Extracted records
━━━━━━━━━━━━━━━━
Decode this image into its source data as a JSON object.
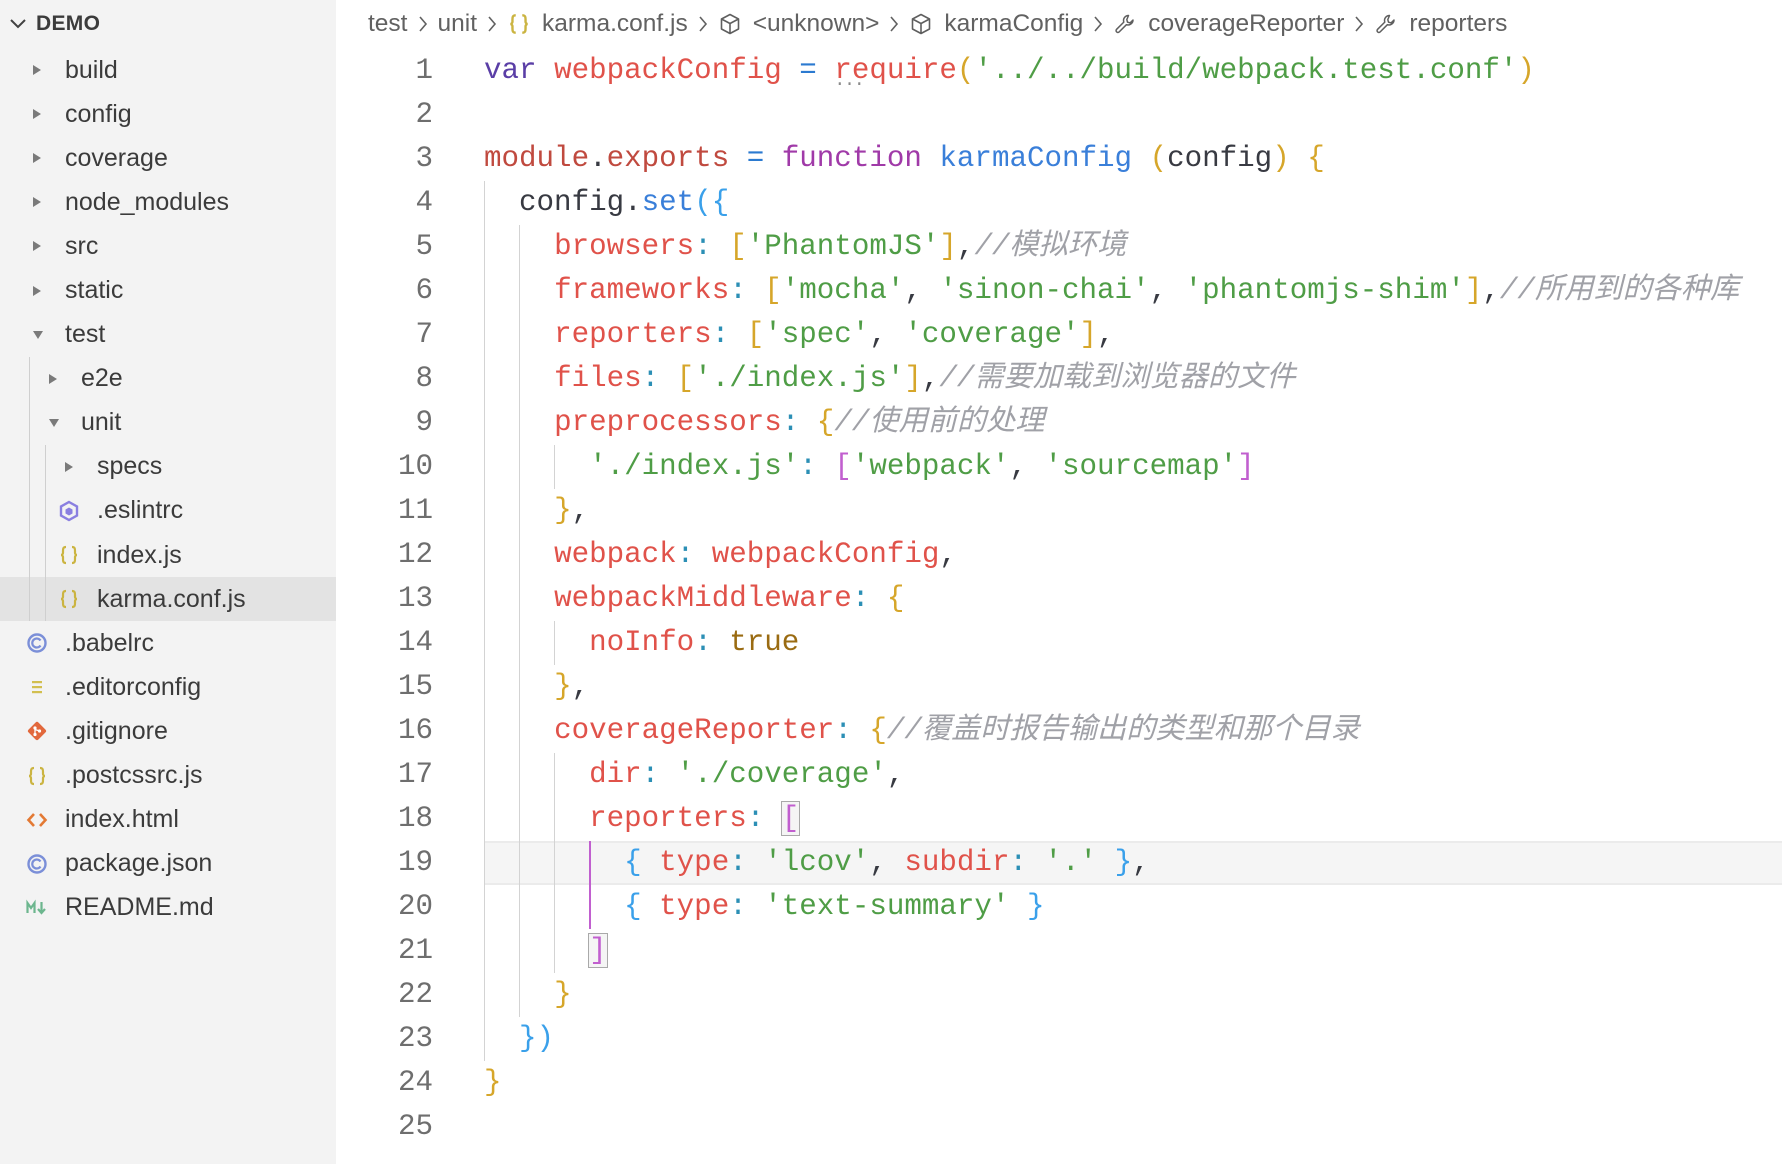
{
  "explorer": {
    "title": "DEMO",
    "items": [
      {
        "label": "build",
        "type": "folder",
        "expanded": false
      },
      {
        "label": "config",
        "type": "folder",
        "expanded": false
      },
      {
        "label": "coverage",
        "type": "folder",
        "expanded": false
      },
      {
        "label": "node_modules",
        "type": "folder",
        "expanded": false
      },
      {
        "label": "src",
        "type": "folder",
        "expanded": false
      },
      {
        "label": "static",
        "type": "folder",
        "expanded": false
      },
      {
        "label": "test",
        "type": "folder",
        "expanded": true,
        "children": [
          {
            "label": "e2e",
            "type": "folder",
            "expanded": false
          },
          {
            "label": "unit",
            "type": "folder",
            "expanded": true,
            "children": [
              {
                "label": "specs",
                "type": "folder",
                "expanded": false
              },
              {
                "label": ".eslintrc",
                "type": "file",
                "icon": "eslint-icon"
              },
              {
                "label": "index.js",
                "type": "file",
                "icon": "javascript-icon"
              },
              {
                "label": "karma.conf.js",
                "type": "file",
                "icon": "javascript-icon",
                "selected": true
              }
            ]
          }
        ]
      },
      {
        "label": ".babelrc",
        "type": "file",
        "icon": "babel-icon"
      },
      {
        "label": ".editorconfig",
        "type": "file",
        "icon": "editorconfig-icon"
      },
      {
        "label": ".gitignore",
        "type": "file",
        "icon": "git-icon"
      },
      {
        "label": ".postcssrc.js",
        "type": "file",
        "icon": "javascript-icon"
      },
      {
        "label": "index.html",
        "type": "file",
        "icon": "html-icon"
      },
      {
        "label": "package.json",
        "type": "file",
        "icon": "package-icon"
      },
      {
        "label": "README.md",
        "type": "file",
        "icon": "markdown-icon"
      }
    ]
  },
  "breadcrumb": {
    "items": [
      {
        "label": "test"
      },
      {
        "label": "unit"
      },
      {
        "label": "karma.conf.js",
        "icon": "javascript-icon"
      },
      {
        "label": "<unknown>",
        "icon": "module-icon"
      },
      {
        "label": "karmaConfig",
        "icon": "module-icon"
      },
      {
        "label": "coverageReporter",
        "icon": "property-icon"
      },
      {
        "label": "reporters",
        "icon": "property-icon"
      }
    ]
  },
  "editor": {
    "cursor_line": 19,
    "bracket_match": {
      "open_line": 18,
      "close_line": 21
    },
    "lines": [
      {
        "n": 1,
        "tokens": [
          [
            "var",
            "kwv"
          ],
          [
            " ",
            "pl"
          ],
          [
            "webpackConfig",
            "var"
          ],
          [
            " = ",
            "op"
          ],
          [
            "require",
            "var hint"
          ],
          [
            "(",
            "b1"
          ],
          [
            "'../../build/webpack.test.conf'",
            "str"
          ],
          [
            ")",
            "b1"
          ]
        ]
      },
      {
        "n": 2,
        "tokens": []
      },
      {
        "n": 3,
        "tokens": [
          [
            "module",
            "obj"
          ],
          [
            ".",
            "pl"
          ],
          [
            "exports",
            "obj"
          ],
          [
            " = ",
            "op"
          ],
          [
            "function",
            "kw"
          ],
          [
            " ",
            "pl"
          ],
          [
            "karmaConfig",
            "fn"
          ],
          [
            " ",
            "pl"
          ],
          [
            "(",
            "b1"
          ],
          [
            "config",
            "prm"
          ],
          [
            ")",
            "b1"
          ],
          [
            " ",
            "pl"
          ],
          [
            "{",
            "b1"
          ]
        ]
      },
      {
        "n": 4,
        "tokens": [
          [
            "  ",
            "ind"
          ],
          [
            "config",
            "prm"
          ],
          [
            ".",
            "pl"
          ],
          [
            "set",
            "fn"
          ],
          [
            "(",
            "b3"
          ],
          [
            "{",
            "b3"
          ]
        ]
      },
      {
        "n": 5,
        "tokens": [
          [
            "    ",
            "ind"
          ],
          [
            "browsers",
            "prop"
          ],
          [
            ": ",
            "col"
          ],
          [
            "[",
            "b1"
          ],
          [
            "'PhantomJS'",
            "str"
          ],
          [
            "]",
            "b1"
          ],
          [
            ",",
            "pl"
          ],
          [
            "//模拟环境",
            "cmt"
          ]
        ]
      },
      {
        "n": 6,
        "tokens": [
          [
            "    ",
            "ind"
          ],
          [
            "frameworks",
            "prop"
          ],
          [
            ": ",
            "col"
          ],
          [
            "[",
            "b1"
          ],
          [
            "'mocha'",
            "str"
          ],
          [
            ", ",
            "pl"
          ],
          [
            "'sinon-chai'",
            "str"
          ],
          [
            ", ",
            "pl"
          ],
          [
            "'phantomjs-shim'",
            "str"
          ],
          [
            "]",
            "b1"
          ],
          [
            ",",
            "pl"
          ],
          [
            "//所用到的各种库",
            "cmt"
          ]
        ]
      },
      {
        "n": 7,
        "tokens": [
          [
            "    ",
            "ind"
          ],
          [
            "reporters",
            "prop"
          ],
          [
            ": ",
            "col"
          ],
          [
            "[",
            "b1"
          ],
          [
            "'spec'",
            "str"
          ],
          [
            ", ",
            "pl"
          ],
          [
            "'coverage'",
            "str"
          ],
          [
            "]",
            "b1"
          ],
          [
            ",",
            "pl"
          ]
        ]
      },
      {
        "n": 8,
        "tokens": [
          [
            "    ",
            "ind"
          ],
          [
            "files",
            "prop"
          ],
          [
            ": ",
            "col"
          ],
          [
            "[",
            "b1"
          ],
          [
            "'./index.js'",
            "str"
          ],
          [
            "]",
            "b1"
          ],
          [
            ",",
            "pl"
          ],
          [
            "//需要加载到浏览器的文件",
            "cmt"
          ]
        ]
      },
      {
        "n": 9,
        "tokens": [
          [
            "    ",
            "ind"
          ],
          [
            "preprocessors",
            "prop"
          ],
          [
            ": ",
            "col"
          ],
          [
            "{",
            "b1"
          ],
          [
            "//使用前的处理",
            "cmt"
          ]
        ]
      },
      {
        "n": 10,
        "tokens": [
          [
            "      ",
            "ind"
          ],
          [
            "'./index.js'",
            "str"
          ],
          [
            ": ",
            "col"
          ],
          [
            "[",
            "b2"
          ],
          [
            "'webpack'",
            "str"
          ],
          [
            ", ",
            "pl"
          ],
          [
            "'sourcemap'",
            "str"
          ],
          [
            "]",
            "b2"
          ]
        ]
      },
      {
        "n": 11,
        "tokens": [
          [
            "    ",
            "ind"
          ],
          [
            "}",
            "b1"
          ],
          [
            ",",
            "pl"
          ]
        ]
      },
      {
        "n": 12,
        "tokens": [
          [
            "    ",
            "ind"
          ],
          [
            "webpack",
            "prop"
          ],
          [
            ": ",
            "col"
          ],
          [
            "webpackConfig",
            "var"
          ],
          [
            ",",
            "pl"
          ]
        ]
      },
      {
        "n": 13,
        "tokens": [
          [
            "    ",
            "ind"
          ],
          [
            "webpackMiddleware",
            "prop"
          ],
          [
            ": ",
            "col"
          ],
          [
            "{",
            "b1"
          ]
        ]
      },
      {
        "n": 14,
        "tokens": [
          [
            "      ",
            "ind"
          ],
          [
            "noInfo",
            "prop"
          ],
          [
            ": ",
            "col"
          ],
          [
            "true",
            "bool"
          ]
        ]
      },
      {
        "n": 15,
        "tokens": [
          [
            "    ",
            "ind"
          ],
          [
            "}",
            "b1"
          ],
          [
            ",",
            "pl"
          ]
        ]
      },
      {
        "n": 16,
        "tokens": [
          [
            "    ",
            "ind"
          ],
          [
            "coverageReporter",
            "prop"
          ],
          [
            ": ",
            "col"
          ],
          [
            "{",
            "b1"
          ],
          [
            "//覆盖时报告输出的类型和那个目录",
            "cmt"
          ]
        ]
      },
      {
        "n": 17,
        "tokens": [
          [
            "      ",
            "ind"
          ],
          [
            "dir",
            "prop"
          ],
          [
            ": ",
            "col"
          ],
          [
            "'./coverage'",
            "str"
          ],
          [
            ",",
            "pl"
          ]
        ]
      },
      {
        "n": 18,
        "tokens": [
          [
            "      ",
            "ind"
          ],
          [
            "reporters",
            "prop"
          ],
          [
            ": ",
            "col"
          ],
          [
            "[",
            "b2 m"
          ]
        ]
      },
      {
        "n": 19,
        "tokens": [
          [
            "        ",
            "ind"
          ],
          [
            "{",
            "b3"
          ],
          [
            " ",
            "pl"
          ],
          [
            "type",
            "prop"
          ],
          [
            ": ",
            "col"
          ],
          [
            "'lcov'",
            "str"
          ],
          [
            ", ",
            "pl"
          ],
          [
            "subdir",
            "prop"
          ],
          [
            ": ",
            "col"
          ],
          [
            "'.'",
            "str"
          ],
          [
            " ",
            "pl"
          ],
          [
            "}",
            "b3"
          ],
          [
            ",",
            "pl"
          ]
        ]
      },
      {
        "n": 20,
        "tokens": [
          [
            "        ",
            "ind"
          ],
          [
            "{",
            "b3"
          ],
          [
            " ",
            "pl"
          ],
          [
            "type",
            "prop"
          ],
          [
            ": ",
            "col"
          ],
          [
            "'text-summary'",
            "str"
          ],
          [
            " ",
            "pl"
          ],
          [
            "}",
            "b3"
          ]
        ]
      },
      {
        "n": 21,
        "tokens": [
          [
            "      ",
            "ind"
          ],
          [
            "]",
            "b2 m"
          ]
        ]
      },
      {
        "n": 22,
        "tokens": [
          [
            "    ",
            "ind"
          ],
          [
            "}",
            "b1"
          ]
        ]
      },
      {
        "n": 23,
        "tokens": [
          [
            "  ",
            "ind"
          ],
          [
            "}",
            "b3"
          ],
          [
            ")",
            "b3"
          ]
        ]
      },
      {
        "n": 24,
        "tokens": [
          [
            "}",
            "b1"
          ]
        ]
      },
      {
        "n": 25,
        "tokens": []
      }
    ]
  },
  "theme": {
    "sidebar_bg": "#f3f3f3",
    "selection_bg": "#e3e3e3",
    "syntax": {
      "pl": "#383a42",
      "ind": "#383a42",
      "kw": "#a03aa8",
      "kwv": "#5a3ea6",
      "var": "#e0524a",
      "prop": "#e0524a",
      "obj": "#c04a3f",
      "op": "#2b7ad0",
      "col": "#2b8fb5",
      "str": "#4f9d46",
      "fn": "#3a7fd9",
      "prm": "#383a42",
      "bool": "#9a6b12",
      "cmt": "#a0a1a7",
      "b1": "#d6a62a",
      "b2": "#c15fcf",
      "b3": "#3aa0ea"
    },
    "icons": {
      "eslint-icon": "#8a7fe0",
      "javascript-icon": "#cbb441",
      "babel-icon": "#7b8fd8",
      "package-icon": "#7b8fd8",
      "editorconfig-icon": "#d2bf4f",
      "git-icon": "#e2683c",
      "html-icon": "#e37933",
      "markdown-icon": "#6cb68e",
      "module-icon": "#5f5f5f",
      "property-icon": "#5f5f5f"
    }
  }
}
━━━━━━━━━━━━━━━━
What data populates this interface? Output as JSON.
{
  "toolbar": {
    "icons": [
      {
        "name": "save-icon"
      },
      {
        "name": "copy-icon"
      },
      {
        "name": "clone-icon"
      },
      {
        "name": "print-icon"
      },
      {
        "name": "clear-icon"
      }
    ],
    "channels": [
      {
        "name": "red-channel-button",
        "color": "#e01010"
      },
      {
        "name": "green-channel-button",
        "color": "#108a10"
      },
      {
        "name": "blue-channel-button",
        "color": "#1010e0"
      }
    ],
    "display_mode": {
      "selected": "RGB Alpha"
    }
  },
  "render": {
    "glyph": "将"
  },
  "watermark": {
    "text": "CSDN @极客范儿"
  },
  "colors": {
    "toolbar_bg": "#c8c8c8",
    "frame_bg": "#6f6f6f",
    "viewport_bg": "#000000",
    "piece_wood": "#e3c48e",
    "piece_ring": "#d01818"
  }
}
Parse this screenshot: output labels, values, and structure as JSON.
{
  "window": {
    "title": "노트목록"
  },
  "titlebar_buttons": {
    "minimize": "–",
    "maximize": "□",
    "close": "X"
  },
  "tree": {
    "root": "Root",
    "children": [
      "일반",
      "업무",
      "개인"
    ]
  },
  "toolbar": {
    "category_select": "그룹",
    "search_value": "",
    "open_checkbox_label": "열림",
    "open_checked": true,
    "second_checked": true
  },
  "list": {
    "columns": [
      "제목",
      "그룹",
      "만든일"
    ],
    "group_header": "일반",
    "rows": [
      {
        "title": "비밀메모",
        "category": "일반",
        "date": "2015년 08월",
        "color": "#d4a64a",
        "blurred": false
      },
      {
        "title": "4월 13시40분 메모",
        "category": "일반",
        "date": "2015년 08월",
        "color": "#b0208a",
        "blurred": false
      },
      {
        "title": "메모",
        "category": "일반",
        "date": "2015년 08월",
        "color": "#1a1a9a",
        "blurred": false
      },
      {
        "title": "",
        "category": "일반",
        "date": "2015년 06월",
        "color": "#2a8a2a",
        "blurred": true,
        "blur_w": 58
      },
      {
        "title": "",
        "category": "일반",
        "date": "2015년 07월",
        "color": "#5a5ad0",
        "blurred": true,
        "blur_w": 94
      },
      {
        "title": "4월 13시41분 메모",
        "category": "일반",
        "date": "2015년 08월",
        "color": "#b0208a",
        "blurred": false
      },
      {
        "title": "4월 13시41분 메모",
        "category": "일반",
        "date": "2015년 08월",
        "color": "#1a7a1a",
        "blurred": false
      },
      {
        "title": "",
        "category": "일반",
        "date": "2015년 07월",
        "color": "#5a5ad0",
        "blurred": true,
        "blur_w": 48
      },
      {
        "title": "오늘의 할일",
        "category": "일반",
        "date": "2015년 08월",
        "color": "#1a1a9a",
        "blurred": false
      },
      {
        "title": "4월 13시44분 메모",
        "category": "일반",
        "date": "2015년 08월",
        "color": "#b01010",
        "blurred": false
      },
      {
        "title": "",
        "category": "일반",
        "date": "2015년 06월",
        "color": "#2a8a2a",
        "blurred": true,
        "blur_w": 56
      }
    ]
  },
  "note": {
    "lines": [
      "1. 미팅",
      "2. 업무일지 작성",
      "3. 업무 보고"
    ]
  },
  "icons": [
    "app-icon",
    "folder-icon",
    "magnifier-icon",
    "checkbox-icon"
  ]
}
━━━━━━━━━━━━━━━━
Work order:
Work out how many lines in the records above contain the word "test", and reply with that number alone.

Response:
3